  1. Be seriously nice to yourself. I always find this stupid when I read it in an advice column, but you know what, this is a good thing to do, especially for the sensitive among us (who me? UH HUH). You don’t have to be the most productive. You don’t have to turn out gourmet meals for the fam every night or become Martha Stewart of the laundry room. You don’t have to best this thing. You just have to get through it and stay sane.I have lots of days where I’m just not accomplishing what I think I ought to be able to, but I’ve given up on chastising myself. Now If one day is productive, yay for me, if another is not, I don’t condemn myself to cleaning the toilet for the next two years.

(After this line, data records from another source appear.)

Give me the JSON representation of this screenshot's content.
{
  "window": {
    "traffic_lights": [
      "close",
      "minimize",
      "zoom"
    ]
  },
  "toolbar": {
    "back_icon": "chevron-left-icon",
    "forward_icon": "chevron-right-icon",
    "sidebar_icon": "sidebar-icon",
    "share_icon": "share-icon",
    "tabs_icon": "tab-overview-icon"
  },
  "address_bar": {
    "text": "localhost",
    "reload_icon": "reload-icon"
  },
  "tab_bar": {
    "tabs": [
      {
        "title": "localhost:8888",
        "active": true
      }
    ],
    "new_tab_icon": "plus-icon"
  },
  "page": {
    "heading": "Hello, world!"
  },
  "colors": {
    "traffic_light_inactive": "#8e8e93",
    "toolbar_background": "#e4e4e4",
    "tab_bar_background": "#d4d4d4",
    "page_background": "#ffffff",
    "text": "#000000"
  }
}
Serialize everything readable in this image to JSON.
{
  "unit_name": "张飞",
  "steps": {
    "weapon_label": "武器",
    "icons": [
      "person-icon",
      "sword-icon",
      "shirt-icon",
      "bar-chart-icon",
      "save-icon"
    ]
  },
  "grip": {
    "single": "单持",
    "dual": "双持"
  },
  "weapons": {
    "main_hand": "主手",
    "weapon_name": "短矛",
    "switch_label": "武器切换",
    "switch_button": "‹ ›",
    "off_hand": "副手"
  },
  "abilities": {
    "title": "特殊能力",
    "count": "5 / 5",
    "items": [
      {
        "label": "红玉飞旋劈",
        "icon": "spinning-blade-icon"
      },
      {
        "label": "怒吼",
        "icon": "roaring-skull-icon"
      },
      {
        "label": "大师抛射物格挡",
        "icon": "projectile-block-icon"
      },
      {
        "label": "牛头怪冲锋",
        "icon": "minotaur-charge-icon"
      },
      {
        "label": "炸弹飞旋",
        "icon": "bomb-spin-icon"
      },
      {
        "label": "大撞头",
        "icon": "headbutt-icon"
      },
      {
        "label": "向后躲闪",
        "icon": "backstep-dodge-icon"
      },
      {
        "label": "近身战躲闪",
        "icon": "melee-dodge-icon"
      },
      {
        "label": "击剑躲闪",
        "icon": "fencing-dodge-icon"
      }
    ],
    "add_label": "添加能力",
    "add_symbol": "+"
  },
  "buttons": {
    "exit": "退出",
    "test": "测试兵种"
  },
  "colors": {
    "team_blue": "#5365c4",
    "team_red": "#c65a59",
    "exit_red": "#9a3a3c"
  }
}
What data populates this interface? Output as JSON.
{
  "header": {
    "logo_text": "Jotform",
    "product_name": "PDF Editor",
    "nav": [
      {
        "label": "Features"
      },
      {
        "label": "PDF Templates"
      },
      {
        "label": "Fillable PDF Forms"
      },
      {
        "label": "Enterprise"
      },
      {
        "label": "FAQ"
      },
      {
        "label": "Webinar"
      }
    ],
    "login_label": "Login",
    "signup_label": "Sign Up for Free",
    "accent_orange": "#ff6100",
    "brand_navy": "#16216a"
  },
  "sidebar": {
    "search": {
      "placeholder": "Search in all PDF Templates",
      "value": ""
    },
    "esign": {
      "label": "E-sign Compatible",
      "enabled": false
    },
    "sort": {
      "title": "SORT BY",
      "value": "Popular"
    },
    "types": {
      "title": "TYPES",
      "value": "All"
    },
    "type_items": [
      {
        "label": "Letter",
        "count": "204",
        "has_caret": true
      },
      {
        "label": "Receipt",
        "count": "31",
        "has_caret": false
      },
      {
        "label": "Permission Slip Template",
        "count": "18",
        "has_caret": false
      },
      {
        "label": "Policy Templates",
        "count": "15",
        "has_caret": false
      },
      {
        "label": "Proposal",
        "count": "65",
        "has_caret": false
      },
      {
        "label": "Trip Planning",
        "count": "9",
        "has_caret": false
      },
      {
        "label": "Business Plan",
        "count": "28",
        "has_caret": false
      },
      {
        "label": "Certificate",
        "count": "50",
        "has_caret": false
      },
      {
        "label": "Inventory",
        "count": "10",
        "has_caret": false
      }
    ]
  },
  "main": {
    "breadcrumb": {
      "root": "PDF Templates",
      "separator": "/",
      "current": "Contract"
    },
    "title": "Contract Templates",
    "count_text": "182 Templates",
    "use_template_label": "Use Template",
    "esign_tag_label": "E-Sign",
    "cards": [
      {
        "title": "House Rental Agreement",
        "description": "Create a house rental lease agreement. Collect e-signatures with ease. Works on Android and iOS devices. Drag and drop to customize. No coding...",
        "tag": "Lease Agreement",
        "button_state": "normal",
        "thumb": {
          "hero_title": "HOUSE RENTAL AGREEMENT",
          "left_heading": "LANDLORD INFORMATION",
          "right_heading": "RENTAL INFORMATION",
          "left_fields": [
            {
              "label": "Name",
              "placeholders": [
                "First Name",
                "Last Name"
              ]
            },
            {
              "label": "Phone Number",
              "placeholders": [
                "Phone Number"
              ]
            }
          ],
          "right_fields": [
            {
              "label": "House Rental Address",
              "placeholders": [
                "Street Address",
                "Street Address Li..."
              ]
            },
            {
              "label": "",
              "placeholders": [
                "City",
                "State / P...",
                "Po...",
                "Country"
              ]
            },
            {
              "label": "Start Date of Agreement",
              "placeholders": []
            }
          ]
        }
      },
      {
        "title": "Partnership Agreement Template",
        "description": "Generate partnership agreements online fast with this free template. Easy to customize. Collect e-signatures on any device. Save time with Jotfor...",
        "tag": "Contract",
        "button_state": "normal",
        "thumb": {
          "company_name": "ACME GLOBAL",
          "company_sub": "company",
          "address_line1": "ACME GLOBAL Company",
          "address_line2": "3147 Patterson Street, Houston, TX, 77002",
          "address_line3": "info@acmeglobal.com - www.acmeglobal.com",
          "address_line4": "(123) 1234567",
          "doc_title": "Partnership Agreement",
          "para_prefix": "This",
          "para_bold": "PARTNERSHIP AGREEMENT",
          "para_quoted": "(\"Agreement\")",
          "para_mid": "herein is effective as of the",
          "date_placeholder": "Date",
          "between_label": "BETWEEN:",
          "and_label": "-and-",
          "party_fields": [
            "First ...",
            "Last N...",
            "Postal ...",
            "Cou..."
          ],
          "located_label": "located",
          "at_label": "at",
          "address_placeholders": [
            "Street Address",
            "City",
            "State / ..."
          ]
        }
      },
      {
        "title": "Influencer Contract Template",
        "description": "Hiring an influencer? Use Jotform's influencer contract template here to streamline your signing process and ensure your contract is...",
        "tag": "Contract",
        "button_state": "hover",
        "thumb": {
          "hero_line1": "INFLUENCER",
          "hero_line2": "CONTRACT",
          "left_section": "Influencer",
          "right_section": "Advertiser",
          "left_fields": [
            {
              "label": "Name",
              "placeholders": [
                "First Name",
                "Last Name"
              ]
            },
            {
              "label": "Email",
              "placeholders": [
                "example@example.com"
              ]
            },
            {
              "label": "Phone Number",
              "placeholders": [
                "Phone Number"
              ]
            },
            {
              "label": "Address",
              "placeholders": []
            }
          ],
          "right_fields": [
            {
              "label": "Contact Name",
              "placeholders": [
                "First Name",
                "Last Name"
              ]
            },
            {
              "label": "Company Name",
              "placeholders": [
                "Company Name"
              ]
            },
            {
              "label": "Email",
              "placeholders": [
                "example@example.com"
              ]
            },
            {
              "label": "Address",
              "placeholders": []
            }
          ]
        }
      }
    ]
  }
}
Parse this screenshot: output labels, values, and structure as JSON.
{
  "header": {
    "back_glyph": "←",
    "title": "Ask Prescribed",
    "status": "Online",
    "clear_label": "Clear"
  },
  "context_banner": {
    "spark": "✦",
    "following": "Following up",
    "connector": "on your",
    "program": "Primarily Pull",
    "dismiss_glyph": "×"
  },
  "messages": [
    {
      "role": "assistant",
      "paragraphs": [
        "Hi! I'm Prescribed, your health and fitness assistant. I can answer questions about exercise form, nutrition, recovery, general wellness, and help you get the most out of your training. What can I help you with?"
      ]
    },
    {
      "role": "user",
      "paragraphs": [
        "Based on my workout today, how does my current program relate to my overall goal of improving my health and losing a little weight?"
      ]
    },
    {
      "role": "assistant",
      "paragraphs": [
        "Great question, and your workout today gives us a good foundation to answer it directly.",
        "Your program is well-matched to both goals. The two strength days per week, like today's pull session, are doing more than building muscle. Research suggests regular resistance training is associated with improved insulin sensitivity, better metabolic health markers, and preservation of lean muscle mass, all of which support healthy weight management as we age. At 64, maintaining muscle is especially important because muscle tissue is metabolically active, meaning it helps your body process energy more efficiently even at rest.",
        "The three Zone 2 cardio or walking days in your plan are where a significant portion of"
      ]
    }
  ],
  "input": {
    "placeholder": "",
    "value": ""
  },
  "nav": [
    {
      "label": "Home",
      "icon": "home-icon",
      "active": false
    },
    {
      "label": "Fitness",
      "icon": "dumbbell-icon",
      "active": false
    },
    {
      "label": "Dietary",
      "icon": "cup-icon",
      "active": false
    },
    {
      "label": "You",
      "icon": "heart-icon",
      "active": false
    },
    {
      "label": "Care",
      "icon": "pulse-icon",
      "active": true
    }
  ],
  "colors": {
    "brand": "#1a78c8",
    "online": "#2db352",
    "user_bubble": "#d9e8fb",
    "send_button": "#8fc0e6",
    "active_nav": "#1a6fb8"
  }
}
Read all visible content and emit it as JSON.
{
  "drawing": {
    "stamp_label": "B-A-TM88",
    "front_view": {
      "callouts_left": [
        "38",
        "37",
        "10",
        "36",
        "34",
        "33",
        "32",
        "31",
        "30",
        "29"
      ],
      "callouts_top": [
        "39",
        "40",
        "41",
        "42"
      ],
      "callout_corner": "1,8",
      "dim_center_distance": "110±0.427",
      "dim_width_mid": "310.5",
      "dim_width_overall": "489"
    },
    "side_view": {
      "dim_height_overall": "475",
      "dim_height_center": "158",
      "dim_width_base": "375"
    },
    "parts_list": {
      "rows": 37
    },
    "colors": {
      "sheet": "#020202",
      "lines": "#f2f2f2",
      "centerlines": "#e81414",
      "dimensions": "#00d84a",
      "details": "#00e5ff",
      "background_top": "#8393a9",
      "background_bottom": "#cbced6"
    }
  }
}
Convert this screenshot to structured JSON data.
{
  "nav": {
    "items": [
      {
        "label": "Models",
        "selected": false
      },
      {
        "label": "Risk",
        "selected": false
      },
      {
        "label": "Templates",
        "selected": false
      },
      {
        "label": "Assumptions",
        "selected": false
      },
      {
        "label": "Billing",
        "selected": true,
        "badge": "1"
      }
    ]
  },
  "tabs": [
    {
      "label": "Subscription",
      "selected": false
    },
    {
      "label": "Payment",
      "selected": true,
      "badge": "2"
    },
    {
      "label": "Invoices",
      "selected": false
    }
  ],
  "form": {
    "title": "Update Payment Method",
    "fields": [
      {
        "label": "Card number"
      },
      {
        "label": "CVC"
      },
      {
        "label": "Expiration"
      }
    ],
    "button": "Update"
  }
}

  2. Connect with your people. Sometimes it can even feel hard to do this, but I’m going to get all parental and say,”Do it or go to your room.” Connection is the lifeblood of a good life. In the end it all comes down to those you love. While you might have to isolate physically, don’t isolate emotionally. A phone call is better than nothing. A socially distanced walk will do.
  3. Set goals. Hey, if you’re up for it, set a lofty one, but if not, how bout getting your tupperware situation under control? (I have too many bottoms and not enough tops and I don’t know where those tops are, but I imagine they are mingling with the orphan socks that go into the laundry, but mysteriously never come out). How about taking an online class, or learning another language (Duolingo is great). Give yourself a homemade facial, start a blog. Doing something that you might not be able to do because you more or less can’t do the things you normally would do can make you feel like this is an opportunity instead of a punishment.
  4. Make fun of the president. Nothing boosts your immune system like laughing and never has their been a president who does more stupid things in the history of the office. Follow Sarah Cooper. Your welcome!
  1. Do something nice for someone else. This always makes me feel better than the person I’m doing the thing for. When I was little I never understood the “It’s better to give than to receive” saying. But as an adult, I’ve learned it’s the money shot. It doesn’t even have to be a big thing. Ask a neighbor if they need anything at the store. Send a snail mail card to a friend (I have a friend who keeps mailing me the cutest cards and it really perks up my day). Call or text someone you haven’t been in touch with for a long time. And if you want to do something nice for the entire country, because you don’t like the current leadership (or total and complete lack thereof) do something with one of the many organizations that are out there, like Force Multiplier. Do something, anything to make someone else happy and you’ll get the mood boost.
  2. Think about what you’re grateful for every day, not just Tuesdays, or once a month. (What, like you’re reading the gratitudeathon, and you didn’t think I was going to tell you to get your gratitude in check?) This is a no-bullshit, free, accessible way to help yourself rise up. Set a time to do it. Sit your hiney down and think about the good in your life. Again, it doesn’t have to be a big thing, just something you can identify as positive. Focus on that thing. My son is home from California and will be here for at least another month. He could never be here like this if it weren’t for crazy Corona and the fact that his agency isn’t going back to the office until 2021. Booyah! Gratitude gone mad. I’m thankful every single day for this one.

Yeah, so that’s about it. This thing is hard. I know there are many people out there who aren’t doing well and it makes me terribly sad. And I will be honest and say that I’m not doing well every day. I have awful down days where I just want to scream at my husband (he seems to be the best target), stop being a responsible adult, abandon my work and run away with the dog. But I’m pretty sure this is normal under these abnormal times. So, whatever you’re feeling is acceptable (I mean, except if you’re can’t move from bed depressed, send out an S.O.S and get some professional help). Take care of yourself, whatever that means for you. This cannot last forever. It will probably last for a while and continue to change our lives for a good long time, but not forever. Nope, it can’t last forever. (and neither can Trump’s presidency either. Talk about gratitude!)